Beekeepers nationwide have experienced honey bee losses of over 40 percent over the 2012/2013 winter period â2013/2014 winter losses are likely to be released soonâ with some beekeepers reporting losses of over 70 percent, far exceeding the normal rate of 10 to 15 percent. Some have even been driven out of business. Current estimates of the number of surviving hives in the U.S. show that these colonies may not be able to meet the future pollination demands of agricultural crops.
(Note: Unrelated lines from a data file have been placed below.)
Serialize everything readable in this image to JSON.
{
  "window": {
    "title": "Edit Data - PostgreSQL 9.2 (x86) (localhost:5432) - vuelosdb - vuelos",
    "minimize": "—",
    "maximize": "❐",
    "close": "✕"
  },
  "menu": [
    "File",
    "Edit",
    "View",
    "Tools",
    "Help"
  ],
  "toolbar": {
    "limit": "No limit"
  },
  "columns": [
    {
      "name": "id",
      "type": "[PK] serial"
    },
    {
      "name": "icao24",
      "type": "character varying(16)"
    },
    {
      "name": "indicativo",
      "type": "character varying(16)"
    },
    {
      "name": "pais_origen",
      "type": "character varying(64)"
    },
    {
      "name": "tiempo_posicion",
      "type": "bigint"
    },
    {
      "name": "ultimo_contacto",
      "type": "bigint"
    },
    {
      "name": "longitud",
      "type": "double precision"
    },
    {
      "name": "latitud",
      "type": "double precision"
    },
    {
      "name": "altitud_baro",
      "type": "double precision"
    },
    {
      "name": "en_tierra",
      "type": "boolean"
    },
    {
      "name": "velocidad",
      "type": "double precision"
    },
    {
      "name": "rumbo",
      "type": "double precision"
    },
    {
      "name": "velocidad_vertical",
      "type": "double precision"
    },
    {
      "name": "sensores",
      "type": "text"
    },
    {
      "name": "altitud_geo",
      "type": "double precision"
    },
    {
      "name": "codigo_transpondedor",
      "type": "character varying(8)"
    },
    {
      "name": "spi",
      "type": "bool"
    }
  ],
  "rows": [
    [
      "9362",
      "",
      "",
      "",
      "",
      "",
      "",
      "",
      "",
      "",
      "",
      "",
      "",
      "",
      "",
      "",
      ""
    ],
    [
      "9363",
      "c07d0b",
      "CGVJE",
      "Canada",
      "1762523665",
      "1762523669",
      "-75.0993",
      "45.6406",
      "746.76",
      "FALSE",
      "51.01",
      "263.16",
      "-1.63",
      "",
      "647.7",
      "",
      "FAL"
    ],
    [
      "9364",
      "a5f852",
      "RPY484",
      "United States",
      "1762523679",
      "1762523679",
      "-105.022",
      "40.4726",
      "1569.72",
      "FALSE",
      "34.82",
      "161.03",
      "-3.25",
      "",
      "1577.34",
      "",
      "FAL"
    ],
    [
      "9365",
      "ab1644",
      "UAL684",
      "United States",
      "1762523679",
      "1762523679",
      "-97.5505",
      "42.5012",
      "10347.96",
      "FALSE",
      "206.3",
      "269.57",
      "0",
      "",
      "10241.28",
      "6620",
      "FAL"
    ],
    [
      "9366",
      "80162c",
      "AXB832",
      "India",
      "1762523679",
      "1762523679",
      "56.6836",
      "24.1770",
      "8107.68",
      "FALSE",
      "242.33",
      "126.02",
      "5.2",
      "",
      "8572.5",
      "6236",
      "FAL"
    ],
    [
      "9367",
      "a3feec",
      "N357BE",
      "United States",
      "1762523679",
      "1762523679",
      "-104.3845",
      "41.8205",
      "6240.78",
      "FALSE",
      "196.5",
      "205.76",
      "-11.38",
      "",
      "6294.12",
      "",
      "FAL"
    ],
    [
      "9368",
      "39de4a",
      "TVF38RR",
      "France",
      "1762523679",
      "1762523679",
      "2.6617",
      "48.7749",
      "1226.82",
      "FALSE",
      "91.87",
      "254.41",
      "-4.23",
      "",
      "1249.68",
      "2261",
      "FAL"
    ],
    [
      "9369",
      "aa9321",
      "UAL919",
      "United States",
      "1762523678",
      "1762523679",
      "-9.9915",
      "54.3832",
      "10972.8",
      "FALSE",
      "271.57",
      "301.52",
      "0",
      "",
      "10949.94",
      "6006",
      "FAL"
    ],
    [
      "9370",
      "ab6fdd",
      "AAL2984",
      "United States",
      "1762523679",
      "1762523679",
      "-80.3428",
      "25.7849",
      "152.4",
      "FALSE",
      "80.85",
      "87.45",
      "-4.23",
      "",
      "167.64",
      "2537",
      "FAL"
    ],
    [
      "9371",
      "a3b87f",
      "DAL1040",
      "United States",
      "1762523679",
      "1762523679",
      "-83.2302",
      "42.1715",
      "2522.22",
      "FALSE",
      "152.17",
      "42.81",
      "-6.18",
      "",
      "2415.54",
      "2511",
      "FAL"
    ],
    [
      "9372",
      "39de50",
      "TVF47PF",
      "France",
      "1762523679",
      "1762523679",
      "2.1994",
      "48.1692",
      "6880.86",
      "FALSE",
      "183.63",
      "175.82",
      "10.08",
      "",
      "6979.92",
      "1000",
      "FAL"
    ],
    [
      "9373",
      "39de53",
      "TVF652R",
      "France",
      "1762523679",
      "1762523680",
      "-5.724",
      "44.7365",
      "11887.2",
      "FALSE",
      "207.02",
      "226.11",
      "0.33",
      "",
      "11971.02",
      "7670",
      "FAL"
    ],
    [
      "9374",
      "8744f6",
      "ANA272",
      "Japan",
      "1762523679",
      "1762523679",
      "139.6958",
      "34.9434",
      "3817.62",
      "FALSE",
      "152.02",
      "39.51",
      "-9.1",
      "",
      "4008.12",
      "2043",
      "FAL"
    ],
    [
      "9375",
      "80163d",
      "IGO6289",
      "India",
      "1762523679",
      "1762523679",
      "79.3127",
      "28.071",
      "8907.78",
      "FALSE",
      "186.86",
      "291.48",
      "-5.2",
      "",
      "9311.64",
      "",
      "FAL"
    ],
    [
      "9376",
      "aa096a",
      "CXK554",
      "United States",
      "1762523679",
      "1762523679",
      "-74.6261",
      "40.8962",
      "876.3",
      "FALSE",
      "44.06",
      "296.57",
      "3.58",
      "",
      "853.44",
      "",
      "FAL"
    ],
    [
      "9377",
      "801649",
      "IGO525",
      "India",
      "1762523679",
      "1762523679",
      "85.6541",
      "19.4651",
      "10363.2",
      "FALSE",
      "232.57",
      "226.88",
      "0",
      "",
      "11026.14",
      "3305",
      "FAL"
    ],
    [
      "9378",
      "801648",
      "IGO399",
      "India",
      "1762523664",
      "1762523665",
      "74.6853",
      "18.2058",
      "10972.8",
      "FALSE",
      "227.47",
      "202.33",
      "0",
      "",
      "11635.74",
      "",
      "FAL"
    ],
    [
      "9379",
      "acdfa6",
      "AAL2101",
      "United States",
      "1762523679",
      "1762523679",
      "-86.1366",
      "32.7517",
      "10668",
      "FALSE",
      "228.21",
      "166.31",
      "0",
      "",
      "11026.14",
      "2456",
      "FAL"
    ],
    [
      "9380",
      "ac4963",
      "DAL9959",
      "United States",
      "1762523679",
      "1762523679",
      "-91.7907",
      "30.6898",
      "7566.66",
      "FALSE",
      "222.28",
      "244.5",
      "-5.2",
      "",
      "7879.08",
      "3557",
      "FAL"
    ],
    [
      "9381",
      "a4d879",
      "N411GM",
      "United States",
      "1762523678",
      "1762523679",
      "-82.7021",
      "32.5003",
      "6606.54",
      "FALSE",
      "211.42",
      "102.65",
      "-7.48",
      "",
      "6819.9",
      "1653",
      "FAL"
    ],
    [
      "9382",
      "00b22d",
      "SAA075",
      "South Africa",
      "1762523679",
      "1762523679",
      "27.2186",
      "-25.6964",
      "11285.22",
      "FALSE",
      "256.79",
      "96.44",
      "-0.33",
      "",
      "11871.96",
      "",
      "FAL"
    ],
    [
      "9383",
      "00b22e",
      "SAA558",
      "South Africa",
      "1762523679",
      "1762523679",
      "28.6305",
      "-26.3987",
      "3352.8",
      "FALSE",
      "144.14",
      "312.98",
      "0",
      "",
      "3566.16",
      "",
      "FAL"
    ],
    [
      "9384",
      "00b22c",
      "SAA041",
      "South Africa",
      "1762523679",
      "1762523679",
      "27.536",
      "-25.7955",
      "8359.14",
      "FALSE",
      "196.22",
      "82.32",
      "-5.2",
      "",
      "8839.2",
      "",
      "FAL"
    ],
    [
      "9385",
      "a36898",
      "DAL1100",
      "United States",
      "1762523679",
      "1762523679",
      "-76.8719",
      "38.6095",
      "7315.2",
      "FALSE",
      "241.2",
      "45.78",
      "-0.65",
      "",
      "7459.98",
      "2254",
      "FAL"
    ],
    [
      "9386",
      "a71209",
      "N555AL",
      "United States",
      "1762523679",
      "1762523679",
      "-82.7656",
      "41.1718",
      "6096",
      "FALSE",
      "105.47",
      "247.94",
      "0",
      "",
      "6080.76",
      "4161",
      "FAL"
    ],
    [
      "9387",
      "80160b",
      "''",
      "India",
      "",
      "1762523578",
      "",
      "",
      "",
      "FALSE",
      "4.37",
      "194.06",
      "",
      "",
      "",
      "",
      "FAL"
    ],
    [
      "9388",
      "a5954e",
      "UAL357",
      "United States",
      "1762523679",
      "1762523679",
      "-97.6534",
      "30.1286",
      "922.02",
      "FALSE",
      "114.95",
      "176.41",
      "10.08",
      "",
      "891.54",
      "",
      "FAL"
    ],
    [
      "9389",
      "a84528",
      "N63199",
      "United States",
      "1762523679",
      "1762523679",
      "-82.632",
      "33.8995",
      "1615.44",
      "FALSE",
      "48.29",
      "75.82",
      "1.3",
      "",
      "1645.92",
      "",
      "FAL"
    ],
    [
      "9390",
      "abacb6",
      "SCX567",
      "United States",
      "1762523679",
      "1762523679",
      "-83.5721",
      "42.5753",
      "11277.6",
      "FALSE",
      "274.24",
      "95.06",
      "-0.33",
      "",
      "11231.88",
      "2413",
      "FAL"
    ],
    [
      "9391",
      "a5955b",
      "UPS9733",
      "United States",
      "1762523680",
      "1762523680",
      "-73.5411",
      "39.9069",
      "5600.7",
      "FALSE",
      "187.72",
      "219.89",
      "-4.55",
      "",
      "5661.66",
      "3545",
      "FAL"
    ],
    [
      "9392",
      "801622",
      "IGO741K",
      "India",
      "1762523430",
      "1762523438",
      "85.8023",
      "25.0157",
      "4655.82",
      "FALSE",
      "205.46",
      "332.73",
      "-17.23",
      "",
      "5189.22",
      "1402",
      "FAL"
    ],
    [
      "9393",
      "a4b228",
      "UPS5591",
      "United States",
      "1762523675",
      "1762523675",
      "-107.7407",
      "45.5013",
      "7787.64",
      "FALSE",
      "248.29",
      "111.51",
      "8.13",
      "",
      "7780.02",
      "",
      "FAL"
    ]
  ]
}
EPA’s approach to registration reinforces the urgent need for a national transition to organic. The takeaway for organic, as it grows beyond its current $35 billion market share, is the need for rigorousÂ science-based decision making that requires precaution on the allowance of chemical products in the face of hazards and scientific uncertainty. We must keep in mind the underlying standards of the organic rule, which requires that practices âmaintain or improve soil organic matter content in a manner that does not contribute to contamination of crops, soil, or water by plant nutrients, pathogenic organisms, heavy metals, or residues of prohibited substances.â
For the most recent action being taken to protect honey bees, see the Beyond Pesticides BEE ProtectiveÂ campaign which works with national and local groups to protect honey bees and other pollinators from pesticides and contaminated landscapes.
Join us April 11-12 for Beyond Pesticidesâ 32nd National Pesticide Forum, in Portland, OR on âAdvancing Sustainable Communities: People, pollinators, and practicesâ which will focus on solutions to the decline of pollinators and other beneficials; strengthening organic agriculture; improving farmworker protection and agricultural justice; and creating healthy buildings, schools and homes. Space is limited so register now.
All unattributed positions and opinions in this piece are those of Beyond Pesticides.
Source: Federal Register